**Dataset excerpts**
↓

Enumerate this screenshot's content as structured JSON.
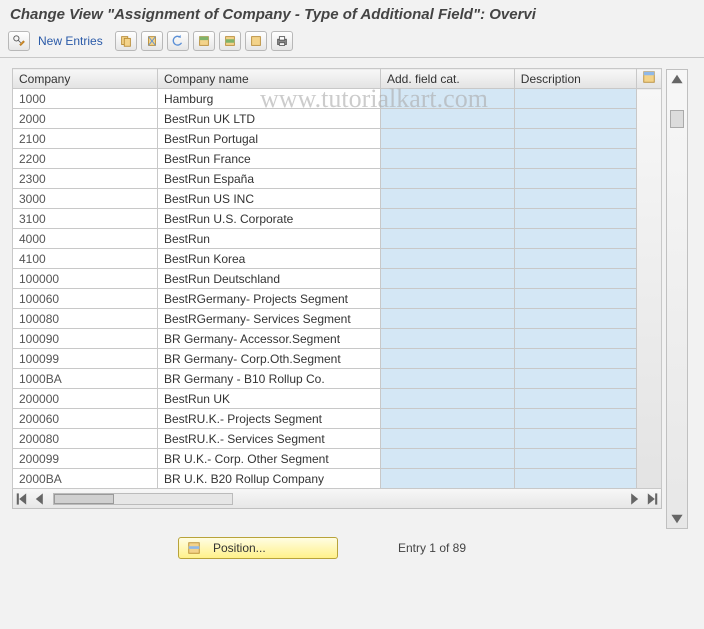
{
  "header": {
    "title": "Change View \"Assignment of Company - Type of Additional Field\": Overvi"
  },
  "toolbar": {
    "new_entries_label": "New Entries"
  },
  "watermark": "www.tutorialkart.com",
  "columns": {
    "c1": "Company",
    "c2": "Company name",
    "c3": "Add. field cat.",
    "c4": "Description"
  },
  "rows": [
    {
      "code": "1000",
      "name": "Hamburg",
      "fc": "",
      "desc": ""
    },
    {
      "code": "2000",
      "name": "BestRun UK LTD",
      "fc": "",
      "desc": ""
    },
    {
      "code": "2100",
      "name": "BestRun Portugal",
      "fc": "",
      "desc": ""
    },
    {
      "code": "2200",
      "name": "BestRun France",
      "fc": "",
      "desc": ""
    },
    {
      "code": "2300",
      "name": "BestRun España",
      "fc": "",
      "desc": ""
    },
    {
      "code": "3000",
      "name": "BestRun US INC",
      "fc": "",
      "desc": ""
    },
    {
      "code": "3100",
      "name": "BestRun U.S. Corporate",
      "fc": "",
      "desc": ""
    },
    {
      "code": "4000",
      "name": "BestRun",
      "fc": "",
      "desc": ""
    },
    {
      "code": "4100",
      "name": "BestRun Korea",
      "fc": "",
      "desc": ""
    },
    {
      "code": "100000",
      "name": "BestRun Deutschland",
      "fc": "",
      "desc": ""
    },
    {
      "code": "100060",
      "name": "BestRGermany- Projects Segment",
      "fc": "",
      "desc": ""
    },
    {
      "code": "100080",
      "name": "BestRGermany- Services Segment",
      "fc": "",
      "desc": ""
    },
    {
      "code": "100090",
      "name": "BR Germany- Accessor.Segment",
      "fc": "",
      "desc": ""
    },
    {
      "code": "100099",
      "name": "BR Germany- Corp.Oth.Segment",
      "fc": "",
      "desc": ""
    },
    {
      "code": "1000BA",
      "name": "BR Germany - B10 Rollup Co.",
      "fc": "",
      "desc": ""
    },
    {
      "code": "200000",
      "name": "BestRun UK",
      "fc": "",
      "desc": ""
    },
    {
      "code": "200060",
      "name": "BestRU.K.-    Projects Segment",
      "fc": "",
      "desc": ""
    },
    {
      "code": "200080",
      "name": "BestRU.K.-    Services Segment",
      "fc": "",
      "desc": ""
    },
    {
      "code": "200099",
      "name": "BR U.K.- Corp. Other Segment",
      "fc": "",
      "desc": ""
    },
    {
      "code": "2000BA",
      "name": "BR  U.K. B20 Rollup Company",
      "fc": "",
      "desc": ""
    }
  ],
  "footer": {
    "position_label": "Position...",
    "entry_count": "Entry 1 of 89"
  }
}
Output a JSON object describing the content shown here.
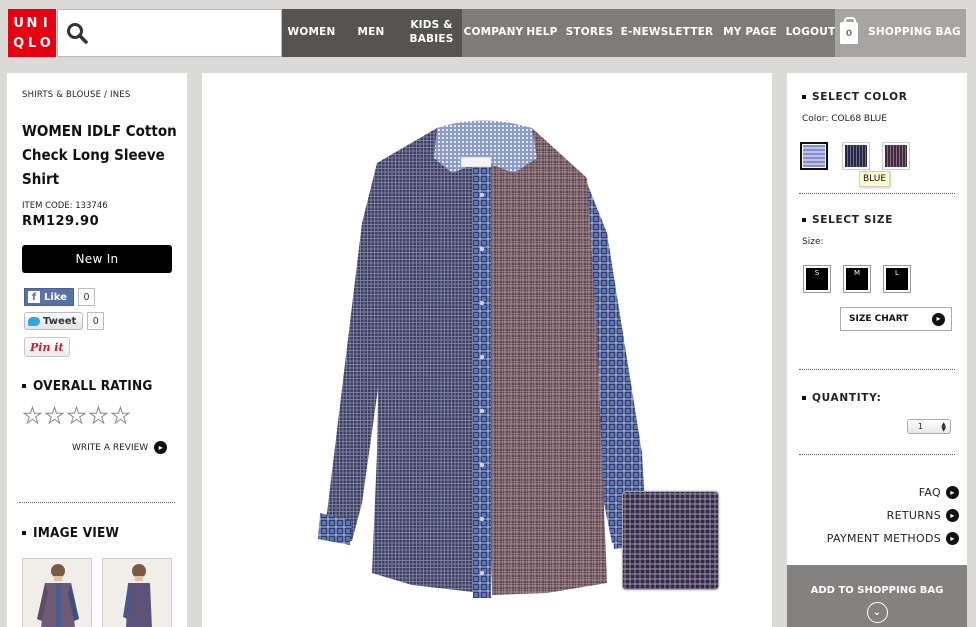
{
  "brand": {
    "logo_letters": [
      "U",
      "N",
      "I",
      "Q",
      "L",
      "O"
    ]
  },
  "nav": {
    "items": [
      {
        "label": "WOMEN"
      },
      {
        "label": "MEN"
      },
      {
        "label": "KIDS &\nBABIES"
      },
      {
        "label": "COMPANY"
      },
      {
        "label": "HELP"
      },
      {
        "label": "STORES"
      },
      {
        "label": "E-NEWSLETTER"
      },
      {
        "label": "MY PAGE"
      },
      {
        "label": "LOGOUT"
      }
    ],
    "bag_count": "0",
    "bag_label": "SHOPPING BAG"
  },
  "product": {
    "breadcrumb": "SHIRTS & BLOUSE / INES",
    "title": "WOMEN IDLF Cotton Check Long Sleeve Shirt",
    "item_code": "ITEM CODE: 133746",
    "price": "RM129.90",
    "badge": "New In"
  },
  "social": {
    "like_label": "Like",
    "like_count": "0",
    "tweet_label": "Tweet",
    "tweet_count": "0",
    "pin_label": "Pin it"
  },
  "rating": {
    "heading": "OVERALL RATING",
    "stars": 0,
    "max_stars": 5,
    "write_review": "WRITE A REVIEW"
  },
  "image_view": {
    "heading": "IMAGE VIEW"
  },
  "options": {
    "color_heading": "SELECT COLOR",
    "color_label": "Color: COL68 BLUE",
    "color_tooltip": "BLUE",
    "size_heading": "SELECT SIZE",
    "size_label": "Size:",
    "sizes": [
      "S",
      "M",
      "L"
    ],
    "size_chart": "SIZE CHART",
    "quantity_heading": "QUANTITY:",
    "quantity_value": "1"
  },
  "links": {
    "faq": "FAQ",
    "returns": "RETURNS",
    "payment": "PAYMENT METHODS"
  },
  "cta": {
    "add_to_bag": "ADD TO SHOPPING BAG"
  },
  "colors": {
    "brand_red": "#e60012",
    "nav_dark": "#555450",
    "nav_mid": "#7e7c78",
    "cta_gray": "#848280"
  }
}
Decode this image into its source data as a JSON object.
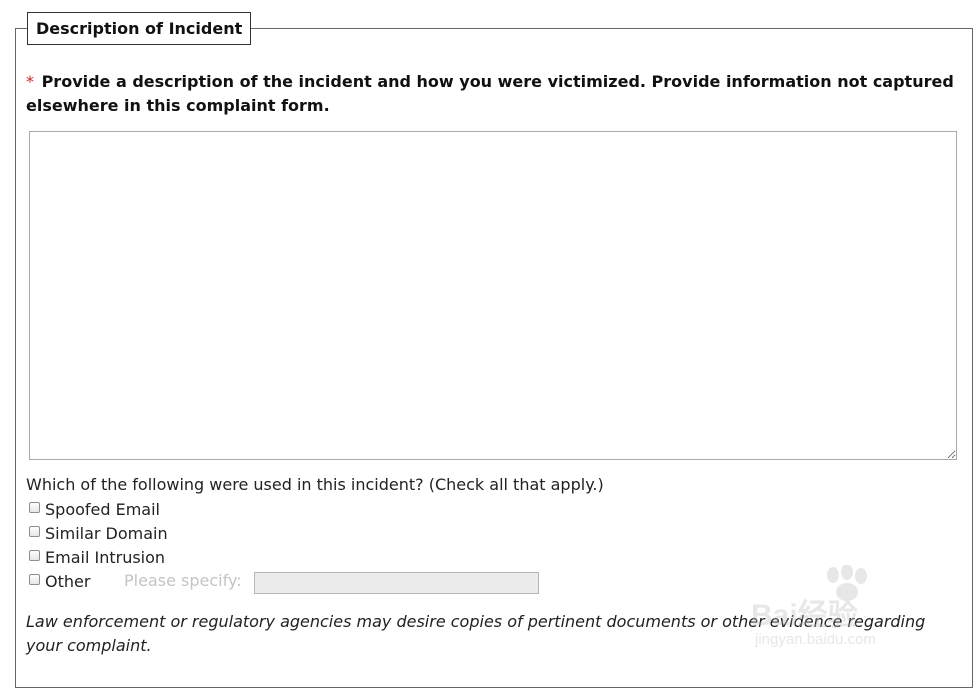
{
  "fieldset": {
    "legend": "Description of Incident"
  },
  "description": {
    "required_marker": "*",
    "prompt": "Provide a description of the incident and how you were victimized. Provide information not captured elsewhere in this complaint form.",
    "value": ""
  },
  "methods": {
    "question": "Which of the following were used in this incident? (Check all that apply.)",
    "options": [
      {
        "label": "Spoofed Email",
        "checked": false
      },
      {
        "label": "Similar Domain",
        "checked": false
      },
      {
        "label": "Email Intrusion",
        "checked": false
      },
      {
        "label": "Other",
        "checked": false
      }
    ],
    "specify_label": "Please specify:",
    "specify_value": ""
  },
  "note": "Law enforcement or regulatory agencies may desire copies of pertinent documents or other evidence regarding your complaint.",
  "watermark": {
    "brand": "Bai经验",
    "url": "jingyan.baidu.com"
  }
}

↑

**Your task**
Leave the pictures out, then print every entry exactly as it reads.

**Task answer**
Enumerate this screenshot's content as structured JSON.
{
  "header": {
    "title": "Change View \"Assignment of Company - Type of Additional Field\": Overvi"
  },
  "toolbar": {
    "new_entries_label": "New Entries"
  },
  "watermark": "www.tutorialkart.com",
  "columns": {
    "c1": "Company",
    "c2": "Company name",
    "c3": "Add. field cat.",
    "c4": "Description"
  },
  "rows": [
    {
      "code": "1000",
      "name": "Hamburg",
      "fc": "",
      "desc": ""
    },
    {
      "code": "2000",
      "name": "BestRun UK LTD",
      "fc": "",
      "desc": ""
    },
    {
      "code": "2100",
      "name": "BestRun Portugal",
      "fc": "",
      "desc": ""
    },
    {
      "code": "2200",
      "name": "BestRun France",
      "fc": "",
      "desc": ""
    },
    {
      "code": "2300",
      "name": "BestRun España",
      "fc": "",
      "desc": ""
    },
    {
      "code": "3000",
      "name": "BestRun US INC",
      "fc": "",
      "desc": ""
    },
    {
      "code": "3100",
      "name": "BestRun U.S. Corporate",
      "fc": "",
      "desc": ""
    },
    {
      "code": "4000",
      "name": "BestRun",
      "fc": "",
      "desc": ""
    },
    {
      "code": "4100",
      "name": "BestRun Korea",
      "fc": "",
      "desc": ""
    },
    {
      "code": "100000",
      "name": "BestRun Deutschland",
      "fc": "",
      "desc": ""
    },
    {
      "code": "100060",
      "name": "BestRGermany- Projects Segment",
      "fc": "",
      "desc": ""
    },
    {
      "code": "100080",
      "name": "BestRGermany- Services Segment",
      "fc": "",
      "desc": ""
    },
    {
      "code": "100090",
      "name": "BR Germany- Accessor.Segment",
      "fc": "",
      "desc": ""
    },
    {
      "code": "100099",
      "name": "BR Germany- Corp.Oth.Segment",
      "fc": "",
      "desc": ""
    },
    {
      "code": "1000BA",
      "name": "BR Germany - B10 Rollup Co.",
      "fc": "",
      "desc": ""
    },
    {
      "code": "200000",
      "name": "BestRun UK",
      "fc": "",
      "desc": ""
    },
    {
      "code": "200060",
      "name": "BestRU.K.-    Projects Segment",
      "fc": "",
      "desc": ""
    },
    {
      "code": "200080",
      "name": "BestRU.K.-    Services Segment",
      "fc": "",
      "desc": ""
    },
    {
      "code": "200099",
      "name": "BR U.K.- Corp. Other Segment",
      "fc": "",
      "desc": ""
    },
    {
      "code": "2000BA",
      "name": "BR  U.K. B20 Rollup Company",
      "fc": "",
      "desc": ""
    }
  ],
  "footer": {
    "position_label": "Position...",
    "entry_count": "Entry 1 of 89"
  }
}
Output a JSON object describing the content shown here.
{
  "brand": {
    "logo_letters": [
      "U",
      "N",
      "I",
      "Q",
      "L",
      "O"
    ]
  },
  "nav": {
    "items": [
      {
        "label": "WOMEN"
      },
      {
        "label": "MEN"
      },
      {
        "label": "KIDS &\nBABIES"
      },
      {
        "label": "COMPANY"
      },
      {
        "label": "HELP"
      },
      {
        "label": "STORES"
      },
      {
        "label": "E-NEWSLETTER"
      },
      {
        "label": "MY PAGE"
      },
      {
        "label": "LOGOUT"
      }
    ],
    "bag_count": "0",
    "bag_label": "SHOPPING BAG"
  },
  "product": {
    "breadcrumb": "SHIRTS & BLOUSE / INES",
    "title": "WOMEN IDLF Cotton Check Long Sleeve Shirt",
    "item_code": "ITEM CODE: 133746",
    "price": "RM129.90",
    "badge": "New In"
  },
  "social": {
    "like_label": "Like",
    "like_count": "0",
    "tweet_label": "Tweet",
    "tweet_count": "0",
    "pin_label": "Pin it"
  },
  "rating": {
    "heading": "OVERALL RATING",
    "stars": 0,
    "max_stars": 5,
    "write_review": "WRITE A REVIEW"
  },
  "image_view": {
    "heading": "IMAGE VIEW"
  },
  "options": {
    "color_heading": "SELECT COLOR",
    "color_label": "Color: COL68 BLUE",
    "color_tooltip": "BLUE",
    "size_heading": "SELECT SIZE",
    "size_label": "Size:",
    "sizes": [
      "S",
      "M",
      "L"
    ],
    "size_chart": "SIZE CHART",
    "quantity_heading": "QUANTITY:",
    "quantity_value": "1"
  },
  "links": {
    "faq": "FAQ",
    "returns": "RETURNS",
    "payment": "PAYMENT METHODS"
  },
  "cta": {
    "add_to_bag": "ADD TO SHOPPING BAG"
  },
  "colors": {
    "brand_red": "#e60012",
    "nav_dark": "#555450",
    "nav_mid": "#7e7c78",
    "cta_gray": "#848280"
  }
}
Decode this image into its source data as a JSON object.
{
  "fieldset": {
    "legend": "Description of Incident"
  },
  "description": {
    "required_marker": "*",
    "prompt": "Provide a description of the incident and how you were victimized. Provide information not captured elsewhere in this complaint form.",
    "value": ""
  },
  "methods": {
    "question": "Which of the following were used in this incident? (Check all that apply.)",
    "options": [
      {
        "label": "Spoofed Email",
        "checked": false
      },
      {
        "label": "Similar Domain",
        "checked": false
      },
      {
        "label": "Email Intrusion",
        "checked": false
      },
      {
        "label": "Other",
        "checked": false
      }
    ],
    "specify_label": "Please specify:",
    "specify_value": ""
  },
  "note": "Law enforcement or regulatory agencies may desire copies of pertinent documents or other evidence regarding your complaint.",
  "watermark": {
    "brand": "Bai经验",
    "url": "jingyan.baidu.com"
  }
}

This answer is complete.